She was chosen from a large cast of wannabe models to walk in the NZ Fashion Week for an upcoming, edgy label called “Starving Artists Fund”.

To be selected required walking out alone in front of a bank of selectors with clipboards and cameras. Not for the faint hearted, but Amelia strutted her stuff like a pro, both in the casting and again in the fashion show at the Auckland Town Hall a few weeks later.

Subsequently she has had a couple of follow-up gigs, one being an article and photo shoot for Good magazine.  Look out for their September issue.

She also appeared on TV twice and featured in an article about her agent – Grace Stratton from “All is for All” – in the Air New Zealand on-board magazine.

Talk about the lives of the rich and famous!

But the year’s achievements didn’t stop there.  Amelia progressed so well in her weekly yoga classes across the other side of the city – a train and then bus ride away on a Thursday evening – that by the second half of the year she was invited to join the advanced class.

She also completed two silent residential weekend retreats during the year, both focussed on mindfulness through movement meditation.

 

Amelia was invited by Recreate to represent their Moxie produce team with her friend Abigail at the NZ Disability Services conference in Wellington and the two won for best market stall at the conference.

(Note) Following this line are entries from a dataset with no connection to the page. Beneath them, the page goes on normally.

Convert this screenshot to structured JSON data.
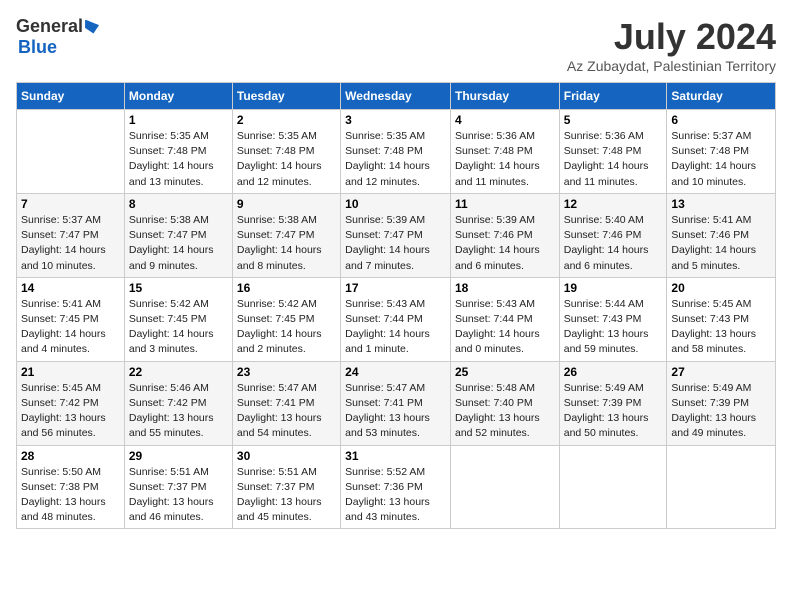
{
  "header": {
    "logo_general": "General",
    "logo_blue": "Blue",
    "month": "July 2024",
    "location": "Az Zubaydat, Palestinian Territory"
  },
  "weekdays": [
    "Sunday",
    "Monday",
    "Tuesday",
    "Wednesday",
    "Thursday",
    "Friday",
    "Saturday"
  ],
  "weeks": [
    [
      {
        "day": "",
        "sunrise": "",
        "sunset": "",
        "daylight": ""
      },
      {
        "day": "1",
        "sunrise": "Sunrise: 5:35 AM",
        "sunset": "Sunset: 7:48 PM",
        "daylight": "Daylight: 14 hours and 13 minutes."
      },
      {
        "day": "2",
        "sunrise": "Sunrise: 5:35 AM",
        "sunset": "Sunset: 7:48 PM",
        "daylight": "Daylight: 14 hours and 12 minutes."
      },
      {
        "day": "3",
        "sunrise": "Sunrise: 5:35 AM",
        "sunset": "Sunset: 7:48 PM",
        "daylight": "Daylight: 14 hours and 12 minutes."
      },
      {
        "day": "4",
        "sunrise": "Sunrise: 5:36 AM",
        "sunset": "Sunset: 7:48 PM",
        "daylight": "Daylight: 14 hours and 11 minutes."
      },
      {
        "day": "5",
        "sunrise": "Sunrise: 5:36 AM",
        "sunset": "Sunset: 7:48 PM",
        "daylight": "Daylight: 14 hours and 11 minutes."
      },
      {
        "day": "6",
        "sunrise": "Sunrise: 5:37 AM",
        "sunset": "Sunset: 7:48 PM",
        "daylight": "Daylight: 14 hours and 10 minutes."
      }
    ],
    [
      {
        "day": "7",
        "sunrise": "Sunrise: 5:37 AM",
        "sunset": "Sunset: 7:47 PM",
        "daylight": "Daylight: 14 hours and 10 minutes."
      },
      {
        "day": "8",
        "sunrise": "Sunrise: 5:38 AM",
        "sunset": "Sunset: 7:47 PM",
        "daylight": "Daylight: 14 hours and 9 minutes."
      },
      {
        "day": "9",
        "sunrise": "Sunrise: 5:38 AM",
        "sunset": "Sunset: 7:47 PM",
        "daylight": "Daylight: 14 hours and 8 minutes."
      },
      {
        "day": "10",
        "sunrise": "Sunrise: 5:39 AM",
        "sunset": "Sunset: 7:47 PM",
        "daylight": "Daylight: 14 hours and 7 minutes."
      },
      {
        "day": "11",
        "sunrise": "Sunrise: 5:39 AM",
        "sunset": "Sunset: 7:46 PM",
        "daylight": "Daylight: 14 hours and 6 minutes."
      },
      {
        "day": "12",
        "sunrise": "Sunrise: 5:40 AM",
        "sunset": "Sunset: 7:46 PM",
        "daylight": "Daylight: 14 hours and 6 minutes."
      },
      {
        "day": "13",
        "sunrise": "Sunrise: 5:41 AM",
        "sunset": "Sunset: 7:46 PM",
        "daylight": "Daylight: 14 hours and 5 minutes."
      }
    ],
    [
      {
        "day": "14",
        "sunrise": "Sunrise: 5:41 AM",
        "sunset": "Sunset: 7:45 PM",
        "daylight": "Daylight: 14 hours and 4 minutes."
      },
      {
        "day": "15",
        "sunrise": "Sunrise: 5:42 AM",
        "sunset": "Sunset: 7:45 PM",
        "daylight": "Daylight: 14 hours and 3 minutes."
      },
      {
        "day": "16",
        "sunrise": "Sunrise: 5:42 AM",
        "sunset": "Sunset: 7:45 PM",
        "daylight": "Daylight: 14 hours and 2 minutes."
      },
      {
        "day": "17",
        "sunrise": "Sunrise: 5:43 AM",
        "sunset": "Sunset: 7:44 PM",
        "daylight": "Daylight: 14 hours and 1 minute."
      },
      {
        "day": "18",
        "sunrise": "Sunrise: 5:43 AM",
        "sunset": "Sunset: 7:44 PM",
        "daylight": "Daylight: 14 hours and 0 minutes."
      },
      {
        "day": "19",
        "sunrise": "Sunrise: 5:44 AM",
        "sunset": "Sunset: 7:43 PM",
        "daylight": "Daylight: 13 hours and 59 minutes."
      },
      {
        "day": "20",
        "sunrise": "Sunrise: 5:45 AM",
        "sunset": "Sunset: 7:43 PM",
        "daylight": "Daylight: 13 hours and 58 minutes."
      }
    ],
    [
      {
        "day": "21",
        "sunrise": "Sunrise: 5:45 AM",
        "sunset": "Sunset: 7:42 PM",
        "daylight": "Daylight: 13 hours and 56 minutes."
      },
      {
        "day": "22",
        "sunrise": "Sunrise: 5:46 AM",
        "sunset": "Sunset: 7:42 PM",
        "daylight": "Daylight: 13 hours and 55 minutes."
      },
      {
        "day": "23",
        "sunrise": "Sunrise: 5:47 AM",
        "sunset": "Sunset: 7:41 PM",
        "daylight": "Daylight: 13 hours and 54 minutes."
      },
      {
        "day": "24",
        "sunrise": "Sunrise: 5:47 AM",
        "sunset": "Sunset: 7:41 PM",
        "daylight": "Daylight: 13 hours and 53 minutes."
      },
      {
        "day": "25",
        "sunrise": "Sunrise: 5:48 AM",
        "sunset": "Sunset: 7:40 PM",
        "daylight": "Daylight: 13 hours and 52 minutes."
      },
      {
        "day": "26",
        "sunrise": "Sunrise: 5:49 AM",
        "sunset": "Sunset: 7:39 PM",
        "daylight": "Daylight: 13 hours and 50 minutes."
      },
      {
        "day": "27",
        "sunrise": "Sunrise: 5:49 AM",
        "sunset": "Sunset: 7:39 PM",
        "daylight": "Daylight: 13 hours and 49 minutes."
      }
    ],
    [
      {
        "day": "28",
        "sunrise": "Sunrise: 5:50 AM",
        "sunset": "Sunset: 7:38 PM",
        "daylight": "Daylight: 13 hours and 48 minutes."
      },
      {
        "day": "29",
        "sunrise": "Sunrise: 5:51 AM",
        "sunset": "Sunset: 7:37 PM",
        "daylight": "Daylight: 13 hours and 46 minutes."
      },
      {
        "day": "30",
        "sunrise": "Sunrise: 5:51 AM",
        "sunset": "Sunset: 7:37 PM",
        "daylight": "Daylight: 13 hours and 45 minutes."
      },
      {
        "day": "31",
        "sunrise": "Sunrise: 5:52 AM",
        "sunset": "Sunset: 7:36 PM",
        "daylight": "Daylight: 13 hours and 43 minutes."
      },
      {
        "day": "",
        "sunrise": "",
        "sunset": "",
        "daylight": ""
      },
      {
        "day": "",
        "sunrise": "",
        "sunset": "",
        "daylight": ""
      },
      {
        "day": "",
        "sunrise": "",
        "sunset": "",
        "daylight": ""
      }
    ]
  ]
}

She helped man the merchandise stall at Buddy Walk for the second year running and was on the Sales Team for Moxie at several markets around Auckland.

Amelia also continued to participate in Special Olympics Aquatics twice a week with the Central Auckland team.

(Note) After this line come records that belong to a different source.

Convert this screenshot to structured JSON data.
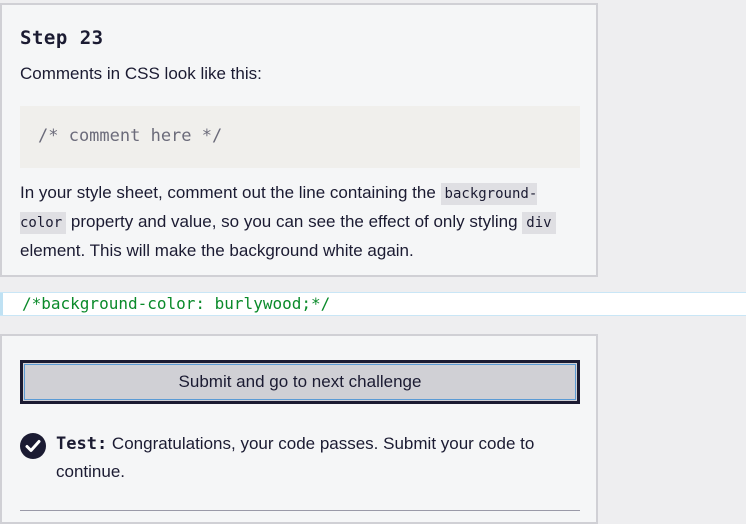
{
  "instructions": {
    "step_title": "Step 23",
    "intro": "Comments in CSS look like this:",
    "code_example": "/* comment here */",
    "body_part1": "In your style sheet, comment out the line containing the ",
    "inline_code1": "background-color",
    "body_part2": " property and value, so you can see the effect of only styling ",
    "inline_code2": "div",
    "body_part3": " element. This will make the background white again."
  },
  "editor": {
    "line_code": "/*background-color: burlywood;*/"
  },
  "test_panel": {
    "submit_label": "Submit and go to next challenge",
    "test_label": "Test:",
    "test_message": "Congratulations, your code passes. Submit your code to continue."
  },
  "icons": {
    "check": "check-circle-icon"
  },
  "colors": {
    "code_text": "#0a8a2a",
    "panel_bg": "#f5f6f7",
    "button_bg": "#d0d0d5"
  }
}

Meanwhile there was also the ongoing activity of completing her studies and working.

Amelia graduated at the end of the year from the two-year New Zealand Certificate in Skills for Living and Working programme at Unitec, achieving Merit in every unit.

In 2020 she continues to work part-time as a waitress and is in the pipeline for a second waitressing job.

She volunteers one day a week at the Titirangi Community Art Gallery where she helps mount exhibitions and supervise visitors, and two other days with Recreate’s Moxie programme, both in the garden and in the kitchen.

It’s a busy life!

 

Jacob Dombroski is an incredibly talented young man. James Webber from the Wellington Down Syndrome Association wrote the following nomination to describe Jacob’s achievements.

Jacob is well known in the Wellington region and nationally.

He has a passion for people with extra needs and is keen to advocate for people at a Government level.

Jacob is an actor, dancer, musician and basketball player amongst other talents.

I first met Jacob in 2016 when he was performing in a show that he had written, choreographed and performed, BigJStylez.

My eldest son, sister and I watched Jacob perform. It gave us such hope and joy and made the future of my youngest son seem much brighter amongst all the medical issues and fears for the future.

Jacob went on to win many awards for his show and this led to other acting, dancing and performance opportunities.

Jacob Domboski with Governor General Dame Patsy Reddy, right, and NZDSA national executive Zandra Vaccarino.

His acting career became viral when he did a short stint acting on Shortland Street as Winston Kimiora. I’m sure this helped to advocate for people who were born with Down syndrome.

His acting must have been fabulous as he was asked to act again as a barman on Shortland street. There have been many reviews about Jacob and his performance and one described him as “totally a performer who is going to connect to any audience”.

I believe this sums up Jacob well. He definitely connected with the audience when he was asked to speak at the Frances Clarke awards in Wellington in 2019.

During lockdown with Covid 19, Jacob contacted the WDSA chairperson, asking how he could help people with extra needs during this time.

He also created a workout video that he shared with others during COVID.

I don’t know all of Jacob’s story and journey however I am keen to learn more about this amazing young man who inspired me and my whanau when I had a little baby who was starting his journey.

The WDSA is blown away by Jacob’s talent, his empathy for others and his keenness to advocate for many different people.